|On the 5 November, 2009, at 00:30 in the morning the European Parliament (EP) and the Council reached a final agreement on Amendment 138 of the new European Telecom bill.
According to EDRI sources in Brussels, the adopted text on the Amendment 138 topic becomes point 3a of article 1 and reads as follows:
“Article 1. 3a. Measures taken by Member States regarding end-users’ access to or use of services and applications through electronic communications networks shall respect the fundamental rights and freedoms of natural persons, as guaranteed by the European Convention for the Protection of Human Rights and Fundamental Freedoms and general principles of Community law.
Any of these measures regarding end-users’ access to or use of service and applications through electronic communications networks liable to restrict those fundamental rights or freedoms may only be imposed if they are appropriate, proportionate and necessary within a democratic society, and their implementation shall be subject to adequate procedural safeguards in conformity with the European Convention for the Protection of Human Rights and Fundamental Freedoms and with general principles of Community law,including effective judicial protection and due process. Accordingly, these measures may only be taken with due respect for the principle of presumption of innocence and the right to privacy. A prior fair and impartial procedure shall be guaranteed, including the right to be heard of the person of persons concerned, subject to the need for appropriate conditions and procedural arrangements in duly substantiated cases of urgency in conformity with European Convention for the Protection of Human Rights and Fundamental Freedoms.
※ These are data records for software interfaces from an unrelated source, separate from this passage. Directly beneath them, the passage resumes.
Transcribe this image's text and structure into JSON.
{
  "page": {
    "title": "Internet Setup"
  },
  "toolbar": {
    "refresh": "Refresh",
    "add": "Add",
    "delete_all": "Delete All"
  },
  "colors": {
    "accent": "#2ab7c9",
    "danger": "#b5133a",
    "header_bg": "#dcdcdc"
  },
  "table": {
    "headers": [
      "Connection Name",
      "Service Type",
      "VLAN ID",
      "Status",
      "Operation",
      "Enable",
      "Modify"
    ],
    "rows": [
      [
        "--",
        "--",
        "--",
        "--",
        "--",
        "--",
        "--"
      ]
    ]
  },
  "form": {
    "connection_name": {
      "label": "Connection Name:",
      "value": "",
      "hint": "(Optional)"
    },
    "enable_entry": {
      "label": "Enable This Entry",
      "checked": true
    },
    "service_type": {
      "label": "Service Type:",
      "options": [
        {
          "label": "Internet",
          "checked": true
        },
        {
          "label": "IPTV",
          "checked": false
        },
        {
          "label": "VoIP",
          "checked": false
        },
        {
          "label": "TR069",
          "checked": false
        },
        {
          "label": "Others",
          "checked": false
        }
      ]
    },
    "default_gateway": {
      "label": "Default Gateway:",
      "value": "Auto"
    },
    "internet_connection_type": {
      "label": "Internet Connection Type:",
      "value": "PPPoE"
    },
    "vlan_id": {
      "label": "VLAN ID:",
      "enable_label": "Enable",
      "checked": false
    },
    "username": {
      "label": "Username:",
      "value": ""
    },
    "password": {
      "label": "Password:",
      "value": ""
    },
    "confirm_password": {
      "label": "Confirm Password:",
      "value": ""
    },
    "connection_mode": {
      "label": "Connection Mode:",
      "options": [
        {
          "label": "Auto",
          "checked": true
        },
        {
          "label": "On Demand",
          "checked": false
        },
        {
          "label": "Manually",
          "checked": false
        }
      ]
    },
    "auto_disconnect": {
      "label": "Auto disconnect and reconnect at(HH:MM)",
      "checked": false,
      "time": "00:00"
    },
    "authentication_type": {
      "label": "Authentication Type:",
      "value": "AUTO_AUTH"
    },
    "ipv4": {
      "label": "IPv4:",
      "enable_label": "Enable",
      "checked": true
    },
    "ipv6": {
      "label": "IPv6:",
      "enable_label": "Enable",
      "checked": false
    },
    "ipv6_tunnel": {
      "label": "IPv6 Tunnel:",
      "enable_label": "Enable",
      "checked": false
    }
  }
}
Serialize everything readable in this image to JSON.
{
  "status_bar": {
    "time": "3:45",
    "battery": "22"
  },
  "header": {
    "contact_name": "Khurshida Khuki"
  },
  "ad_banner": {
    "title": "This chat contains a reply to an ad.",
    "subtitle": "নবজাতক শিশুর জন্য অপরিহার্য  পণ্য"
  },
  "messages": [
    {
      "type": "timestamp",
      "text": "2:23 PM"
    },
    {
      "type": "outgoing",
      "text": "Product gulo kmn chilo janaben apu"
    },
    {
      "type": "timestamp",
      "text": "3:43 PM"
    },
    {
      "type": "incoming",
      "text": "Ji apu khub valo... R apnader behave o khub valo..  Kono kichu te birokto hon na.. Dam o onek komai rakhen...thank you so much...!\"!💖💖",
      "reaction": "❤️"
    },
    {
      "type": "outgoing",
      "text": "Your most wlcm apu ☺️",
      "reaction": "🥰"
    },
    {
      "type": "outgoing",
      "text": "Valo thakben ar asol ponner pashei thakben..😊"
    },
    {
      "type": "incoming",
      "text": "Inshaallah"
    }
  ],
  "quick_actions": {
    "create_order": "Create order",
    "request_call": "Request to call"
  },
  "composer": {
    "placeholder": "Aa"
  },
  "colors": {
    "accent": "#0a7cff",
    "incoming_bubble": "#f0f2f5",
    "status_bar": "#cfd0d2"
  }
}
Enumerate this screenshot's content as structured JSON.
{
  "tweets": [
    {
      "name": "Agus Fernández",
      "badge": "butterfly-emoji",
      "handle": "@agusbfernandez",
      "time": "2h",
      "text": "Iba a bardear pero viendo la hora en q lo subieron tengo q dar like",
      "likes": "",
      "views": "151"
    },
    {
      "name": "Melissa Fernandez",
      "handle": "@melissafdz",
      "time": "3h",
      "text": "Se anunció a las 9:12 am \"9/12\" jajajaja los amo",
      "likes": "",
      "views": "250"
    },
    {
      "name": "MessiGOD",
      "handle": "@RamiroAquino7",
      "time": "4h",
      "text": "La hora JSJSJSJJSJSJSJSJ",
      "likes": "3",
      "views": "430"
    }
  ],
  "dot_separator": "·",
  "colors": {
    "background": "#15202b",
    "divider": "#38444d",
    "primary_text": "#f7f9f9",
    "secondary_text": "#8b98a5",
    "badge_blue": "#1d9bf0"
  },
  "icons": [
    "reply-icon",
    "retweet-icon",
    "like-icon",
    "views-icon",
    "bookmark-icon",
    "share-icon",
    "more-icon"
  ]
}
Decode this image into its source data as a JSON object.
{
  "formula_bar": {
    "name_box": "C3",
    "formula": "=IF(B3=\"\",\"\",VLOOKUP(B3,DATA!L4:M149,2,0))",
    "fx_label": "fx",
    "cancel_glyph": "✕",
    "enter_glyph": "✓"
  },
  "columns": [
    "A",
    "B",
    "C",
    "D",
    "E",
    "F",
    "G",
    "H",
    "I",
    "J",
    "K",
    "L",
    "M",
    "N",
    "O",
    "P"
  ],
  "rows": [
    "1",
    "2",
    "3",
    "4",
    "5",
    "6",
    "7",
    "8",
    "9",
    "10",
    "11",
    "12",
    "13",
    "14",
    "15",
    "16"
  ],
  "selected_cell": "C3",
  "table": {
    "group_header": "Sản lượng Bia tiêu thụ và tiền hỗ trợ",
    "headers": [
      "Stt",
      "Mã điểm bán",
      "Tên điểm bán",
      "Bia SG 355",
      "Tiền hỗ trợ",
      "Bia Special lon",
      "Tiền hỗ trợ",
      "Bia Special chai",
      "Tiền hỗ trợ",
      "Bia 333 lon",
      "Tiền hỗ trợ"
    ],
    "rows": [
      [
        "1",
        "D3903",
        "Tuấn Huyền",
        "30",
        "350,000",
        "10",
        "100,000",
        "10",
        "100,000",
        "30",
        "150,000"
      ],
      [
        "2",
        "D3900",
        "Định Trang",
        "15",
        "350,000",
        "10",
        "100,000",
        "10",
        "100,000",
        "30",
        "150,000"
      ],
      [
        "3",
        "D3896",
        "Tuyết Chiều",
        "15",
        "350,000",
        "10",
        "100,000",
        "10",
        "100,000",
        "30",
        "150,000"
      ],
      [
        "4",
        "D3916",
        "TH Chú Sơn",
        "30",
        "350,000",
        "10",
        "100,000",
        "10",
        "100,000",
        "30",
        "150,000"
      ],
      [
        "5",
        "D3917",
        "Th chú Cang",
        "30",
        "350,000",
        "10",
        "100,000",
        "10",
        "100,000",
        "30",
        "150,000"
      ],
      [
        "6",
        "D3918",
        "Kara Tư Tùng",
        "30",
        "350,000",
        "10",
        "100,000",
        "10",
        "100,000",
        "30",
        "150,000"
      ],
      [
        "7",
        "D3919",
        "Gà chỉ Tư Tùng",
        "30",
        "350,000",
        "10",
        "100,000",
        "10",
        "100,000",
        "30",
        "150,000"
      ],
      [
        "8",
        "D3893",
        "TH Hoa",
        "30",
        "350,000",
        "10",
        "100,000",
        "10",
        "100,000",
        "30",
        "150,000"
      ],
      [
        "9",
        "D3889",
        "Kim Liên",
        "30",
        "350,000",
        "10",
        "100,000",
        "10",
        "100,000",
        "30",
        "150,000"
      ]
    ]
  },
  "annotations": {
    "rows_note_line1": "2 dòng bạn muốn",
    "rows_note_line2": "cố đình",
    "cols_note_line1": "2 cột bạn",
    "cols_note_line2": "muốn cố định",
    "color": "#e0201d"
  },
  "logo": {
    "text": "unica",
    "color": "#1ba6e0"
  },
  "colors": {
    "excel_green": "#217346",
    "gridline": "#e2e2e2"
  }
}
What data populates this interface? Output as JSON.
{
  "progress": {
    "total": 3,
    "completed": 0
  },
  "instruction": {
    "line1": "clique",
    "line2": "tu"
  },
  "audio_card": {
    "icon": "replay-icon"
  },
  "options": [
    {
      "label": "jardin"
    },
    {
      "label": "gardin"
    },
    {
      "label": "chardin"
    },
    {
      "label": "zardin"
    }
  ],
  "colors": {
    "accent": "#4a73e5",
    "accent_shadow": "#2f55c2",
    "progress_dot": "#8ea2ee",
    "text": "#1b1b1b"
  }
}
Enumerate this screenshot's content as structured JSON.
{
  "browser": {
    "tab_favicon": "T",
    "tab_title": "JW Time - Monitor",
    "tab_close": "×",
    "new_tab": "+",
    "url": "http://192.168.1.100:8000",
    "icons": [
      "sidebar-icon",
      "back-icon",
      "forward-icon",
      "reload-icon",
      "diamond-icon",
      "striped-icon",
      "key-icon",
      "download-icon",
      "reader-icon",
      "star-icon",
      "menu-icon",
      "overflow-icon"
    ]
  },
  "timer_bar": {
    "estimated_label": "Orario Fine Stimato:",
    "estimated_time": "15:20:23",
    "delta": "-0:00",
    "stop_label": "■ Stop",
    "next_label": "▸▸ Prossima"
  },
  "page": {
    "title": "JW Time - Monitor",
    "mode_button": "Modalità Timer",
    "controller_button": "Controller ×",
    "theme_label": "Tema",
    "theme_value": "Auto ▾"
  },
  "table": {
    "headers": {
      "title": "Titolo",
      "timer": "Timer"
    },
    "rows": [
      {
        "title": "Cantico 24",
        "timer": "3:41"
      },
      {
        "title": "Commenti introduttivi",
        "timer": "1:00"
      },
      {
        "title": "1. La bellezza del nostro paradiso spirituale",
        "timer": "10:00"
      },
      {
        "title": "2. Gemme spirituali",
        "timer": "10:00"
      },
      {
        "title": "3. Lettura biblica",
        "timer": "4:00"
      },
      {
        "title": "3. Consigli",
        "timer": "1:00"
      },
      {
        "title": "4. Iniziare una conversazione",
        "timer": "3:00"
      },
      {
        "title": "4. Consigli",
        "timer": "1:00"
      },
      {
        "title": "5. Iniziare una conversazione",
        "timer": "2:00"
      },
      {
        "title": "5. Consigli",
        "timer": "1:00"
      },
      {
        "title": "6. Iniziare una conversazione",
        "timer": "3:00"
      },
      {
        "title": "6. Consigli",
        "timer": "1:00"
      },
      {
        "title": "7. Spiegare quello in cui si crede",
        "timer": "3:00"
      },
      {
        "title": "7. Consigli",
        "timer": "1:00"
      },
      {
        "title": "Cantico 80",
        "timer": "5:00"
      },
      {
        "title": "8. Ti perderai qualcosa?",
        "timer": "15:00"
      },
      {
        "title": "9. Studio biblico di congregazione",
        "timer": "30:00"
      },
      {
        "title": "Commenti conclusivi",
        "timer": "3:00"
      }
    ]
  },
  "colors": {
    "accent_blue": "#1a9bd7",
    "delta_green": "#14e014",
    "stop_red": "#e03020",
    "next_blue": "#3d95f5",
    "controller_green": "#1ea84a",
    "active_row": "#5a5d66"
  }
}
The right to an effective and timely judicial review shall be guaranteed.”
By coincidence, this happens to be in full accordance with the principles of Privacy First.
(For the larger part written by Charles van der Hoog, Privacy First, November 2009.)